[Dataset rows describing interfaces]
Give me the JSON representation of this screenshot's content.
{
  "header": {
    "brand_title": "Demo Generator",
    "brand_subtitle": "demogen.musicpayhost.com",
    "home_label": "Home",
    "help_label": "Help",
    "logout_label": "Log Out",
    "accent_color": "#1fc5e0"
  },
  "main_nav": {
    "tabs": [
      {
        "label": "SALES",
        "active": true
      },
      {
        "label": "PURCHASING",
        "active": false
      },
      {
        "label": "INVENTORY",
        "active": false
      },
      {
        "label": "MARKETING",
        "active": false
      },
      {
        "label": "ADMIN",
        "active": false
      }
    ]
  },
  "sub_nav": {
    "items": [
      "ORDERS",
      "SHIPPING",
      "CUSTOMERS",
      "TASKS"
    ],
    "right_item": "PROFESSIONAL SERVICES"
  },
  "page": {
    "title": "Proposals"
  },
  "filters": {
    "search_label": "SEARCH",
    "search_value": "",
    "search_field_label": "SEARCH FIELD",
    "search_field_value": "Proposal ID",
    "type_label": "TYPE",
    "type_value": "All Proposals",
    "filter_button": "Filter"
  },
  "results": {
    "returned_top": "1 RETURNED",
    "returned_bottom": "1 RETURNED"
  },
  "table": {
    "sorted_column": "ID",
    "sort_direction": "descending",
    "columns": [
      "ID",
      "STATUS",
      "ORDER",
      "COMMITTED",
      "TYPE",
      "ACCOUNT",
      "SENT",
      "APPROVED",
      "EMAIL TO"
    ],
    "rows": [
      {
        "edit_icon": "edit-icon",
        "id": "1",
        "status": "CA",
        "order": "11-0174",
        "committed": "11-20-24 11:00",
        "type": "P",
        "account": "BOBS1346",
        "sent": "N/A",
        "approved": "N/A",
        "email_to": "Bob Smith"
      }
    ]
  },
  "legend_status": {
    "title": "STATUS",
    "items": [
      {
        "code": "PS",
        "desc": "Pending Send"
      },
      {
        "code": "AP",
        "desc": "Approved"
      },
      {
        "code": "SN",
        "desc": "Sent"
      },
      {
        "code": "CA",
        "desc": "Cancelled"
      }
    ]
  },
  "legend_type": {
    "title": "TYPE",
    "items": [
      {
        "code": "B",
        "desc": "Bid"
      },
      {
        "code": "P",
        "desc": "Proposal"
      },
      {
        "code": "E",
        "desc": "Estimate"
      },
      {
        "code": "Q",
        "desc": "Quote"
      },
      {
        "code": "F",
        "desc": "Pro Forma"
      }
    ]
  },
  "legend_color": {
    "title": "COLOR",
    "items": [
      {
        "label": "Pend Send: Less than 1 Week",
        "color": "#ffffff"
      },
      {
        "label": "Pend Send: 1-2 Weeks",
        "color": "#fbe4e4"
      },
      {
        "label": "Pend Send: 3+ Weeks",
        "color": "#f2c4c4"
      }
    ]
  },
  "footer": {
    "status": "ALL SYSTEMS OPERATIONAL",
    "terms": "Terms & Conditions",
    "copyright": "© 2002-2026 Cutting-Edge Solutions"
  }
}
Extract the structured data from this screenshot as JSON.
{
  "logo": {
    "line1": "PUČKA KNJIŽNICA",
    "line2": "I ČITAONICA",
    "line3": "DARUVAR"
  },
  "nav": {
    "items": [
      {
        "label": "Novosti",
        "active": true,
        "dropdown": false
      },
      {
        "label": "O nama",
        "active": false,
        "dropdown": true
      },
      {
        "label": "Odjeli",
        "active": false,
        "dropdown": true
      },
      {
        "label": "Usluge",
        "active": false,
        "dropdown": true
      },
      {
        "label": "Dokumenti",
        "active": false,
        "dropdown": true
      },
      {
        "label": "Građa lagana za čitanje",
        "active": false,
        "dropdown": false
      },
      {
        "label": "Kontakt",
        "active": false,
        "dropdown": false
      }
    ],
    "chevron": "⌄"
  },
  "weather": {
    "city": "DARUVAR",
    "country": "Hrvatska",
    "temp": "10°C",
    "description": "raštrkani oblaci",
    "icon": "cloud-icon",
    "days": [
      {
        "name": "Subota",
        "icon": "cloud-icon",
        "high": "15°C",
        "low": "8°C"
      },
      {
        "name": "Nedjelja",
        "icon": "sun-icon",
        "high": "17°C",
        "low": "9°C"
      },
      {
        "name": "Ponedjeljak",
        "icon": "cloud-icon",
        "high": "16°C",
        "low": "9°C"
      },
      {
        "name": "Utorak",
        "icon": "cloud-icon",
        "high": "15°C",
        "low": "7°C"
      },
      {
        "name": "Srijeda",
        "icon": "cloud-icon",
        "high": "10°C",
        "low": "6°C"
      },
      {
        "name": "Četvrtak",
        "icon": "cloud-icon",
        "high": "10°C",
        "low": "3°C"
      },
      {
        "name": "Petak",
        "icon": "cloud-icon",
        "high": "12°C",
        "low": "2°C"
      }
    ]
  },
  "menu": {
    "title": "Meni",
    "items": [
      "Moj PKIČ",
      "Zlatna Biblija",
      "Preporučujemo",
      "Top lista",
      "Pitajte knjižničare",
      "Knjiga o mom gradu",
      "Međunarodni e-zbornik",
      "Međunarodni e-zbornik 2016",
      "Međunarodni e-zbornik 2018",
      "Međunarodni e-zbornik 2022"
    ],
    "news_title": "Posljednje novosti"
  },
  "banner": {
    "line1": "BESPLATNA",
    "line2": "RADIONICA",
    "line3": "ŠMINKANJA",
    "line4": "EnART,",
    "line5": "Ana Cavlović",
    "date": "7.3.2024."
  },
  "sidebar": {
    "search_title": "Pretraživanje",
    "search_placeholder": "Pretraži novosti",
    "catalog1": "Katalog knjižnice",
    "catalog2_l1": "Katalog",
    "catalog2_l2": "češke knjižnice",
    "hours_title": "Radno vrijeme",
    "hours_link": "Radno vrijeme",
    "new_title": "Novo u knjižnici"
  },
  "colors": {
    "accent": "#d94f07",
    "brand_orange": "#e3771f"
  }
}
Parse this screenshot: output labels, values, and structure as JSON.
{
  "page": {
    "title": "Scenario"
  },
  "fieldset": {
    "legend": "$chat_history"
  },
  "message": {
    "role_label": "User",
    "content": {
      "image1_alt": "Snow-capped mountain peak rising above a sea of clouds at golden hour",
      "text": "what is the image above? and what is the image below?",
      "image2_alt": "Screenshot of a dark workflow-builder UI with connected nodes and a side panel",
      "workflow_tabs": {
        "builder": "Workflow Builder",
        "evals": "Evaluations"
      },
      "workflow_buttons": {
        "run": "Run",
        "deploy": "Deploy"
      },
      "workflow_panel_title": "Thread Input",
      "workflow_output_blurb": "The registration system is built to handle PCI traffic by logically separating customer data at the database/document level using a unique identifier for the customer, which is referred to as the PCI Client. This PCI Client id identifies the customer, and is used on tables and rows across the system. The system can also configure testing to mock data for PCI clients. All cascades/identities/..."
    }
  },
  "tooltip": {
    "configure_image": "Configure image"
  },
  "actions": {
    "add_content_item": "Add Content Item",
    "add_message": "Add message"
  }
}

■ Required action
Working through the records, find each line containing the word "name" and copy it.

■ Solved problem
        "name": "Subota",
        "name": "Nedjelja",
        "name": "Ponedjeljak",
        "name": "Utorak",
        "name": "Srijeda",
        "name": "Četvrtak",
        "name": "Petak",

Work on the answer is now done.